Winzip or WinRAR ==> 7-Zip
7-Zip is an excellent file archiver that can easily replace Winzip and WinRAR on your machine. It has a high compression ratio. It supports the following formats for packing/unpacking: 7z, ZIP, GZIP, BZIP2 and TAR – and the following for unpacking only: RAR, CAB, ARJ, LZH, CHM, Z, CPIO, RPM and DEB. It integrates well into the Windows shell( right click menu). Also 7-Zip is available in 60 languages.
Microsoft Visio ==> Dia
Dia can be used to draw many different kinds of diagrams. It currently has special objects to help draw entity relationship diagrams, UML diagrams, flow charts, network diagrams, and simple circuits. It is also possible to add support for new shapes by writing simple XML files, using a subset of SVG to draw the shape. It can load and save diagrams to a variety of formats
JetBrains IntelliJ IDEA or Other Commercial IDE’s ==> Eclipse
Java based IDE which aims to be a universal development toolkit. Even though it has it’s roots in Java eclipse’s plug-in base allows it to edit files for almost any environment including but not limited web, c/c++ and of course Java.
Nero ==> InfraRecorder
InfraRecorder is an easy to use CD and DVD burner application.
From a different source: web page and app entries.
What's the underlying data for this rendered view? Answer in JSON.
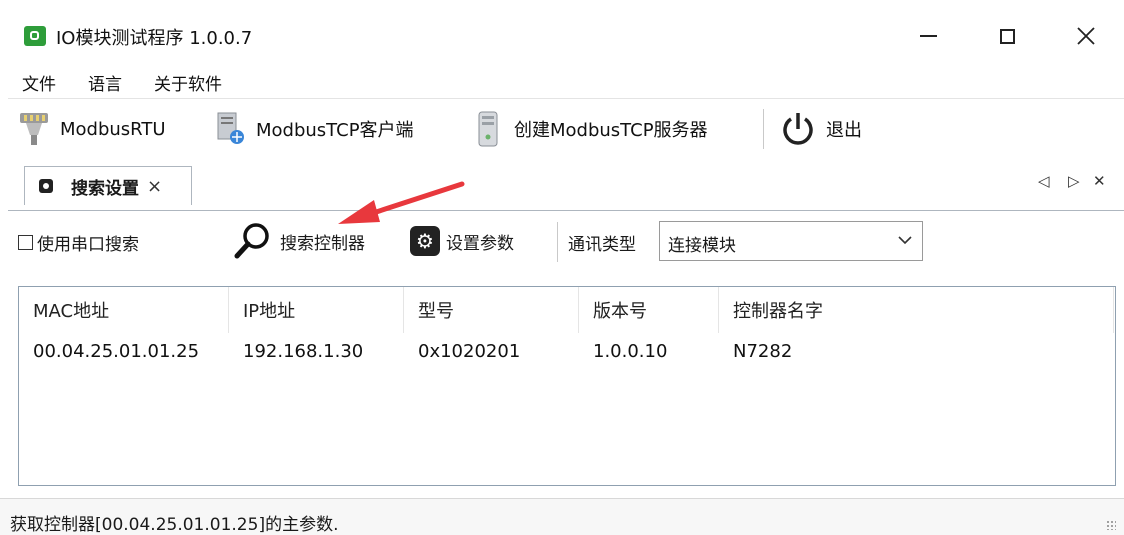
{
  "window": {
    "title": "IO模块测试程序 1.0.0.7"
  },
  "menu": {
    "items": [
      {
        "label": "文件"
      },
      {
        "label": "语言"
      },
      {
        "label": "关于软件"
      }
    ]
  },
  "toolbar": {
    "modbus_rtu": "ModbusRTU",
    "modbus_tcp_client": "ModbusTCP客户端",
    "create_tcp_server": "创建ModbusTCP服务器",
    "exit": "退出"
  },
  "tabs": [
    {
      "label": "搜索设置",
      "close": "×",
      "active": true
    }
  ],
  "tab_nav": {
    "left": "◁",
    "right": "▷",
    "close": "✕"
  },
  "search": {
    "use_serial_label": "使用串口搜索",
    "use_serial_checked": false,
    "search_button": "搜索控制器",
    "settings_button": "设置参数",
    "comm_type_label": "通讯类型",
    "comm_type_value": "连接模块"
  },
  "table": {
    "columns": [
      "MAC地址",
      "IP地址",
      "型号",
      "版本号",
      "控制器名字"
    ],
    "rows": [
      {
        "mac": "00.04.25.01.01.25",
        "ip": "192.168.1.30",
        "model": "0x1020201",
        "version": "1.0.0.10",
        "name": "N7282"
      }
    ]
  },
  "status": {
    "text": "获取控制器[00.04.25.01.01.25]的主参数."
  },
  "colors": {
    "app_icon": "#2e9d3a",
    "annotation_arrow": "#e8383d",
    "list_border": "#8fa0b0"
  }
}
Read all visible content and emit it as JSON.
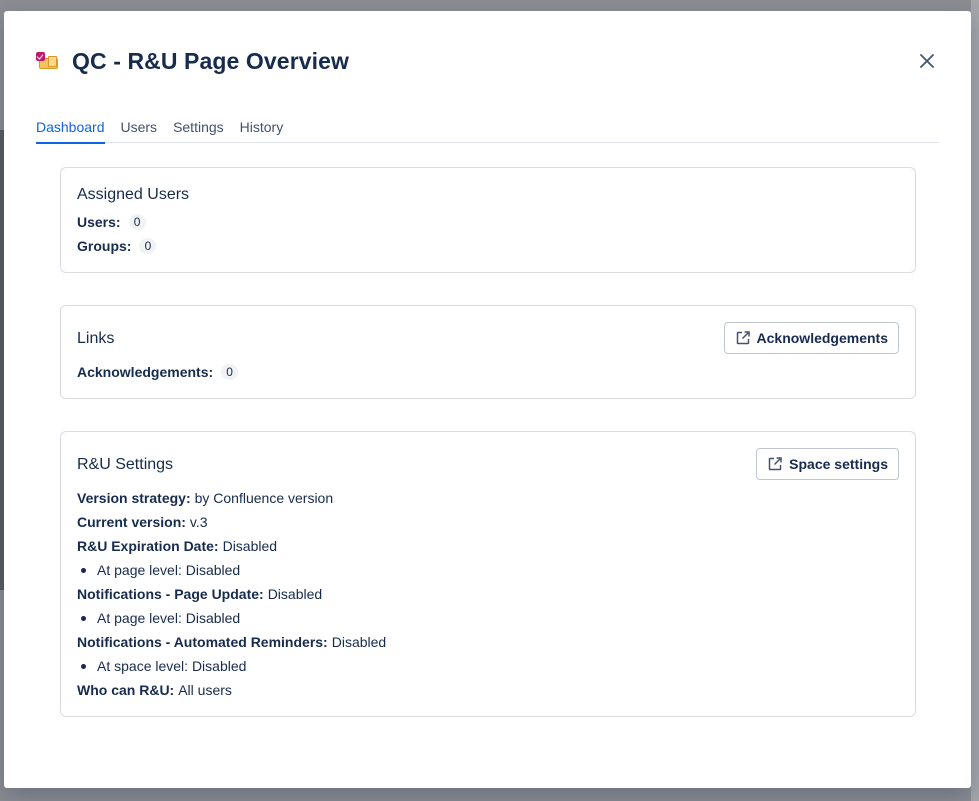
{
  "modal": {
    "title": "QC - R&U Page Overview"
  },
  "tabs": [
    "Dashboard",
    "Users",
    "Settings",
    "History"
  ],
  "assigned_users": {
    "title": "Assigned Users",
    "users_label": "Users:",
    "users_count": "0",
    "groups_label": "Groups:",
    "groups_count": "0"
  },
  "links": {
    "title": "Links",
    "ack_label": "Acknowledgements:",
    "ack_count": "0",
    "ack_button": "Acknowledgements"
  },
  "ru_settings": {
    "title": "R&U Settings",
    "space_settings_button": "Space settings",
    "version_strategy_label": "Version strategy:",
    "version_strategy_value": "by Confluence version",
    "current_version_label": "Current version:",
    "current_version_value": "v.3",
    "expiration_label": "R&U Expiration Date:",
    "expiration_value": "Disabled",
    "expiration_sub": "At page level: Disabled",
    "page_update_label": "Notifications - Page Update:",
    "page_update_value": "Disabled",
    "page_update_sub": "At page level: Disabled",
    "reminders_label": "Notifications - Automated Reminders:",
    "reminders_value": "Disabled",
    "reminders_sub": "At space level: Disabled",
    "who_label": "Who can R&U:",
    "who_value": "All users"
  },
  "colors": {
    "accent": "#0c66e4",
    "text": "#172b4d",
    "badge_bg": "#f1f2f4",
    "border": "#d9dbe0"
  }
}
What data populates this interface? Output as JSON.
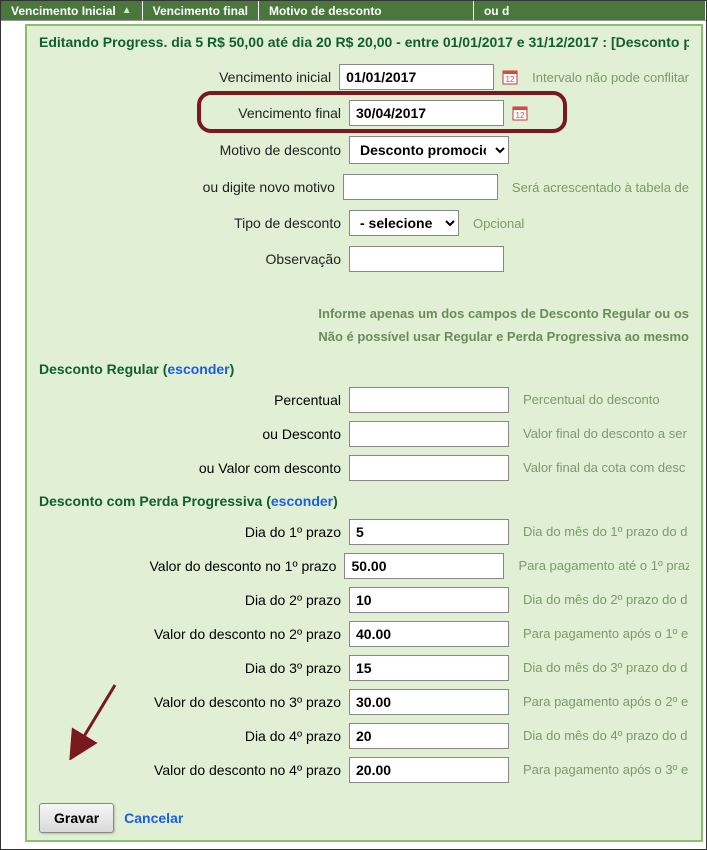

It supports virtually all different formats including rewritable disc, multi-session disc and dual-layer DVDs. Also audio CDs can be created with just a few simple drag drops in InfraRecorder. Other important features include disc copying, audio CD ripping and ISO generation and burning images. InfraRecorder is available in more than 20 languages.
VMware or Microsoft Virtual PC ==> VirtualBox
VirtualBox allows you to run a guest operating system on your PC, in this case either Windows or Linux based. The guest operating system support covers most Windows (including Vista) and Linux versions. VirtualBox is a very stable tool. I have run Ubuntu inside Windows without any problems. Networking, Clipboard, Disk Management are all seamless.
Microsoft Remote Desktop for Windows ==> TightVNC
TightVNC is an open source remote desktop application. It allows you to control a graphical user session on a machine remotely through the network. Both VNC server and client runs on multiple platforms. You just need to run the server on the machine you want to access and use the TightVNC viewer to access the system remotely. Some extra features like send special key strokes, file transfers and fullscreen view are also very handy.
Microsoft Internet Information Services ==> Apache HTTP Server
Apache HTTP Server is the most deployed and used web server on the Internet. It is always up-to-date with the latest HTTP standards – and runs on any modern operating system. Apache is secure. There are plenty of extendable modules available that make it even more lucrative choice to the MS IIS. Not to mention the packages that bundle together Apache, perl, php, Mysql, Filezilla, Mercury mail. Definitely one of my personal favorites.
Pheew.. that’s some information. But wait I am not finished yet, keep visiting often and check back because soon we will be replacing the complete Adobe Creative Suite with open source software!
(By) Varun Kashyap – “A Tech Enthusiast, Programmer and Blogger”. Check out “Varun Kashyap’s Tech Crazy Blog” here